The 2007 IPCC concluded that it is very likely (90%) that most of the warming since the mid-20th century was attributable to humans (up from 66% likely five years earlier).
- Increased observational data.
- Changes in more aspects of the climate (atmospheric circulation, temperatures within the oceans) create a broadened picture of the effect of human activity.
- Differences in satellite and balloon data have been resolved.
Climate models have improved and can represent the current climate and that of the recent past with considerable fidelity. Coordination of an ensemble of simulations from 18 modeling groups from around the world improves understanding. Using many models help quantify the effects of uncertainties (clouds, ocean eddies, vegetation transpiration).

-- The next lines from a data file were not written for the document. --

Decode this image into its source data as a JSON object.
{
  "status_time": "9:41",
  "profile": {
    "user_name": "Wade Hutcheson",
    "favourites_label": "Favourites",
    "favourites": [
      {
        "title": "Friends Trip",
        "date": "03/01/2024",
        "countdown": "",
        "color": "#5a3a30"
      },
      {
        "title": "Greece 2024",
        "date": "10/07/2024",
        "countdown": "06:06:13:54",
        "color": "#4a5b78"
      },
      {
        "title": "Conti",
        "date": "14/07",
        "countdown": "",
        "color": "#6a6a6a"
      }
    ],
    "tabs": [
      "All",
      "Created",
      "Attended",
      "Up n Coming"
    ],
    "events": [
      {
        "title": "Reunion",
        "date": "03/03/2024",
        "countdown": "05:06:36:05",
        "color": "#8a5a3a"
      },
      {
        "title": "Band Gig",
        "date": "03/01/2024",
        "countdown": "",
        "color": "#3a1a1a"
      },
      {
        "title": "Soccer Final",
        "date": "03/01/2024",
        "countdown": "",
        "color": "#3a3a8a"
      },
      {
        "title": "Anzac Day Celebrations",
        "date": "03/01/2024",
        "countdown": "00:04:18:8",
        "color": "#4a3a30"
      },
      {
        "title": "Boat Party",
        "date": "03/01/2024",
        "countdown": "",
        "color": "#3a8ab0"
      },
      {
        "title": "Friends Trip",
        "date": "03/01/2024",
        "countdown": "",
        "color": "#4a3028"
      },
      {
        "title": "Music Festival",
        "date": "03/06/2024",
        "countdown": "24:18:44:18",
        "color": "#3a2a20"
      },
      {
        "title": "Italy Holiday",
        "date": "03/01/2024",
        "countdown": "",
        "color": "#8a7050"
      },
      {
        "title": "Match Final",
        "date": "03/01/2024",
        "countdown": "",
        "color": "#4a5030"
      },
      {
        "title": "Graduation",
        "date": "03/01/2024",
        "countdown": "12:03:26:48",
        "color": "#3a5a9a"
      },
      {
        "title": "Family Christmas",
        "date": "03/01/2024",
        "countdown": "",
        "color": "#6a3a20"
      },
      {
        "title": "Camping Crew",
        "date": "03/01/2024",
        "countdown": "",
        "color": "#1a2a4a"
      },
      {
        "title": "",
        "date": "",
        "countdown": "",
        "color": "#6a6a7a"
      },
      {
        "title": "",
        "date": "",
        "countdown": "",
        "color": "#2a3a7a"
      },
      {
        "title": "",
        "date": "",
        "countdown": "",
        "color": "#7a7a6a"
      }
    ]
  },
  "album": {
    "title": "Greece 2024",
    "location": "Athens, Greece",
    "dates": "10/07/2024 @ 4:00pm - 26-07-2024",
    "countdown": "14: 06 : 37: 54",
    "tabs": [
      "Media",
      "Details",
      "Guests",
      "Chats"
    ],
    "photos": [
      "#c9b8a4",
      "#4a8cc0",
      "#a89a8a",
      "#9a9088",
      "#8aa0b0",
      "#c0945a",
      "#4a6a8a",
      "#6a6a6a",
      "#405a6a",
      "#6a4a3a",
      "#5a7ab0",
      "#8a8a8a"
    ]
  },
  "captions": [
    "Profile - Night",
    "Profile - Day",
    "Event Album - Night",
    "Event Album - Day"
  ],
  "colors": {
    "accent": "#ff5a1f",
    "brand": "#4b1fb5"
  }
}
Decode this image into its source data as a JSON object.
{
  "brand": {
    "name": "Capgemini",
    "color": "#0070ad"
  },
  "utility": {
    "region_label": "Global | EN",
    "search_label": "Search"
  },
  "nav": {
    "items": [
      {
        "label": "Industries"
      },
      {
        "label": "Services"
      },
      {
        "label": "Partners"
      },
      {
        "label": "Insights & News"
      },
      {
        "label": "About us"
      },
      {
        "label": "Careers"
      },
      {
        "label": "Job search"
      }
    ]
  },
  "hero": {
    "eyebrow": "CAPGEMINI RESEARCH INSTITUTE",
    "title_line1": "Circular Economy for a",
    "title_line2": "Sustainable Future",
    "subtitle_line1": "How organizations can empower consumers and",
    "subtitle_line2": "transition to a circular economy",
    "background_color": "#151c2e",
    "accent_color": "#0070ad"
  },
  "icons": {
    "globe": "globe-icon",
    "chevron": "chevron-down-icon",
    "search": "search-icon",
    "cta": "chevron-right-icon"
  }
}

In the multi-model simulations, natural forcings are unable to explain the observed global warming since the mid-20th century, whereas they can be explained when they include anthropogenic (human) factors in addition to the natural forcings.
This article is adapted from Scientific American, August 2007, The Physical Science Behind Climate Change: Why are climatologists so highly confident that human activities are dangerously warming the earth; by William Collins, Robert Colman, James Haywood, Martin R Manning, and Philip Mote. It also references the Intergovernmental Panel on Climate Change, 10th Session of Working Group 1; Climate Change 2007: The Physical Science Basis, Summary for Policy Makers.